● What you need to do
Search the material below for the word "ffffff" and copy every line in which it occurs.

"""

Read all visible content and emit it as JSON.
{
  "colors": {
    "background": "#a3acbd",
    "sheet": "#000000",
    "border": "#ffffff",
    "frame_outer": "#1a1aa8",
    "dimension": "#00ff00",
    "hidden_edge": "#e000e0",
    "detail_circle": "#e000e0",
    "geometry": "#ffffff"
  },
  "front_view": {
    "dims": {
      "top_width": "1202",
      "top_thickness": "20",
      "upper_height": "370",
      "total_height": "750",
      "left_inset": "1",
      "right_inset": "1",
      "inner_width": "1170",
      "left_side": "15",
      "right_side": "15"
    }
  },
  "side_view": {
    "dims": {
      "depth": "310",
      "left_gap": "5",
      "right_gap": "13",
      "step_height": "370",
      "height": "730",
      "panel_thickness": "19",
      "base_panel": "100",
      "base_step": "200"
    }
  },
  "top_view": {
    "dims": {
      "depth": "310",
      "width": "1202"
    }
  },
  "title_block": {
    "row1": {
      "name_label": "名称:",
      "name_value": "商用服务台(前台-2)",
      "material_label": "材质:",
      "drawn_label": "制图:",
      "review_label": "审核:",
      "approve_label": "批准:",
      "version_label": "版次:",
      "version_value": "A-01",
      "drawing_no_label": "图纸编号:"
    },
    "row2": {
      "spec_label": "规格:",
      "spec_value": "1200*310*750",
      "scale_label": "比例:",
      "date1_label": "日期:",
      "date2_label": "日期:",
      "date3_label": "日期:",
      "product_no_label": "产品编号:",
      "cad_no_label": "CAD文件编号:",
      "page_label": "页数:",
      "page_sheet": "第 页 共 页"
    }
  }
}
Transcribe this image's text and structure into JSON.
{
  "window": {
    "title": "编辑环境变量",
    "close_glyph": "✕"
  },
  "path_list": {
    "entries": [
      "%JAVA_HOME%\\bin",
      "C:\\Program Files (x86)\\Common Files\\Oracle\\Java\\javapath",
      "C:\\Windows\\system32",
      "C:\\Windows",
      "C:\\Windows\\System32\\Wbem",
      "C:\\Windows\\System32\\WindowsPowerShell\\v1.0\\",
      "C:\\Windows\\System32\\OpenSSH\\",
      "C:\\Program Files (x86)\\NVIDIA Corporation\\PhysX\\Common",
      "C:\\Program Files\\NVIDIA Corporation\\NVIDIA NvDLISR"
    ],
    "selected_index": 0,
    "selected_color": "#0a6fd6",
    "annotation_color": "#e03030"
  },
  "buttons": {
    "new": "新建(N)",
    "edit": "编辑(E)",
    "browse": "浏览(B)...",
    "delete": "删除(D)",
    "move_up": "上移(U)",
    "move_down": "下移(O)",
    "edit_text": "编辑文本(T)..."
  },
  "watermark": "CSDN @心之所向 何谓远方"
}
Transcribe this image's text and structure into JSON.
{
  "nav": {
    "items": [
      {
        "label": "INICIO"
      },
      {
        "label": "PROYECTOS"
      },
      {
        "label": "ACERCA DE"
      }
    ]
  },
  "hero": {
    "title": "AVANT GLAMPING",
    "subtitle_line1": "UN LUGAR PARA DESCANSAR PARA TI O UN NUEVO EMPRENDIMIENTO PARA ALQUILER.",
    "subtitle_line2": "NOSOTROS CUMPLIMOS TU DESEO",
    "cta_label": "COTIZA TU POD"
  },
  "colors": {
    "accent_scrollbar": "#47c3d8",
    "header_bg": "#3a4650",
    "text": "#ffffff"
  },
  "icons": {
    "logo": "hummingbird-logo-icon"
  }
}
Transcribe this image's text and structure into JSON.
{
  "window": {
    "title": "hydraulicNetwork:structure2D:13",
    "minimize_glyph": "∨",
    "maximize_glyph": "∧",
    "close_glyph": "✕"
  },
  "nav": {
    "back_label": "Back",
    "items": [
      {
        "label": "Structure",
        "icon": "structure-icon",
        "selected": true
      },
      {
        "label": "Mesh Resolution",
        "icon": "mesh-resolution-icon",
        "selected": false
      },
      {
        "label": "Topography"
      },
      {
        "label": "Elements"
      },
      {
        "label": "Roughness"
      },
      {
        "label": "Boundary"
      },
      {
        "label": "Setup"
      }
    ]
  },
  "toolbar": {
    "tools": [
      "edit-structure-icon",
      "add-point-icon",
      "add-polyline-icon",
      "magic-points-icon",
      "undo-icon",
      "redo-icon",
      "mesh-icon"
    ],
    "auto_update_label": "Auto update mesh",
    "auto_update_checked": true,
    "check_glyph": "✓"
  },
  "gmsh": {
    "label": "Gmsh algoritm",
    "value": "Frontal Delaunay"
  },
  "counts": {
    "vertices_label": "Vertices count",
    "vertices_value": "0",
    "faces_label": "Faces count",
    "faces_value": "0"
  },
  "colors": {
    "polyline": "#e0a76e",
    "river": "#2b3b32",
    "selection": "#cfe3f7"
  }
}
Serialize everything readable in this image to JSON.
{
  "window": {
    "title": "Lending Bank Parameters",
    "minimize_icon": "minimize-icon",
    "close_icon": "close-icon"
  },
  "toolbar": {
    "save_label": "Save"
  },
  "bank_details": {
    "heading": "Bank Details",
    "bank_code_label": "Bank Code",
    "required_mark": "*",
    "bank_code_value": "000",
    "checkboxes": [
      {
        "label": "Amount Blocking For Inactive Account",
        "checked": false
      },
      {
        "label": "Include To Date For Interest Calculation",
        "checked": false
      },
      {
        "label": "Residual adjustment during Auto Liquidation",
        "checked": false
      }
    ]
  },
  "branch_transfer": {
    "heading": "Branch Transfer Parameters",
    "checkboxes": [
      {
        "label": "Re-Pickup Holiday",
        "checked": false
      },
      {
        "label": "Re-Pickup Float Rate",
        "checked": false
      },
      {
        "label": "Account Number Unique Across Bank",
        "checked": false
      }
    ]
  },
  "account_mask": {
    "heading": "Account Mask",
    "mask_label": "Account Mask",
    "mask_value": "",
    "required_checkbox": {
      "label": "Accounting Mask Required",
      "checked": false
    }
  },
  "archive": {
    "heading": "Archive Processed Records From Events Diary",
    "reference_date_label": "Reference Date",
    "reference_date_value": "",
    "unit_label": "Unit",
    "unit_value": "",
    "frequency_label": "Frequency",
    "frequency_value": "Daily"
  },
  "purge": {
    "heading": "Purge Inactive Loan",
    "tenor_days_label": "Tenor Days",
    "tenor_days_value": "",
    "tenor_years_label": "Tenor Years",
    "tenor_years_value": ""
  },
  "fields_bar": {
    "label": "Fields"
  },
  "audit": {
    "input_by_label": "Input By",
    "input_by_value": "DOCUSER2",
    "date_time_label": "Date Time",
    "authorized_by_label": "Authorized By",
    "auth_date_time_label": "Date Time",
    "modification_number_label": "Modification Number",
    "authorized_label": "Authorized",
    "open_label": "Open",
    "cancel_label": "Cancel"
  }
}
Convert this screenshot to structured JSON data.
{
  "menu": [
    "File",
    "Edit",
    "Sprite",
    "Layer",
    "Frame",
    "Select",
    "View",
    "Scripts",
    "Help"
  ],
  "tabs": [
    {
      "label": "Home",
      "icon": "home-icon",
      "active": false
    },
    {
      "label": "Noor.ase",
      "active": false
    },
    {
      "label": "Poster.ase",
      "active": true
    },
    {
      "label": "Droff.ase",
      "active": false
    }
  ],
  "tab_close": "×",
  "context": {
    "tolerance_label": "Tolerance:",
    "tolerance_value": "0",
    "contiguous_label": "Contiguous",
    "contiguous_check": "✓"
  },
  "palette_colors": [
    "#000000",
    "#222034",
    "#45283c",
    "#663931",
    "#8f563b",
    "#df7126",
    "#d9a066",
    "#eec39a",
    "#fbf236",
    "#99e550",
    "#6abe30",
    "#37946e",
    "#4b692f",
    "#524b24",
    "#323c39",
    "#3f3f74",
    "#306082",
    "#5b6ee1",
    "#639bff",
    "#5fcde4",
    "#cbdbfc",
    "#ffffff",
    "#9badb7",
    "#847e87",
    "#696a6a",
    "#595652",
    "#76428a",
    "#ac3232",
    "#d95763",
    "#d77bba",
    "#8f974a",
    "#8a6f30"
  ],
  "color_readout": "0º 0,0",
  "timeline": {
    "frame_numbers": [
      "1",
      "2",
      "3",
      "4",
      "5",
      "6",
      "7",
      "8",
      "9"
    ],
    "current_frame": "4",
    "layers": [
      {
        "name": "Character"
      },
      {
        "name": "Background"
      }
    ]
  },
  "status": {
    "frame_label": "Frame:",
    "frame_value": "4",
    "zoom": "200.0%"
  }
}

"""

● Completed exercise
    "border": "#ffffff",
    "geometry": "#ffffff"
    "text": "#ffffff"
    "#ffffff",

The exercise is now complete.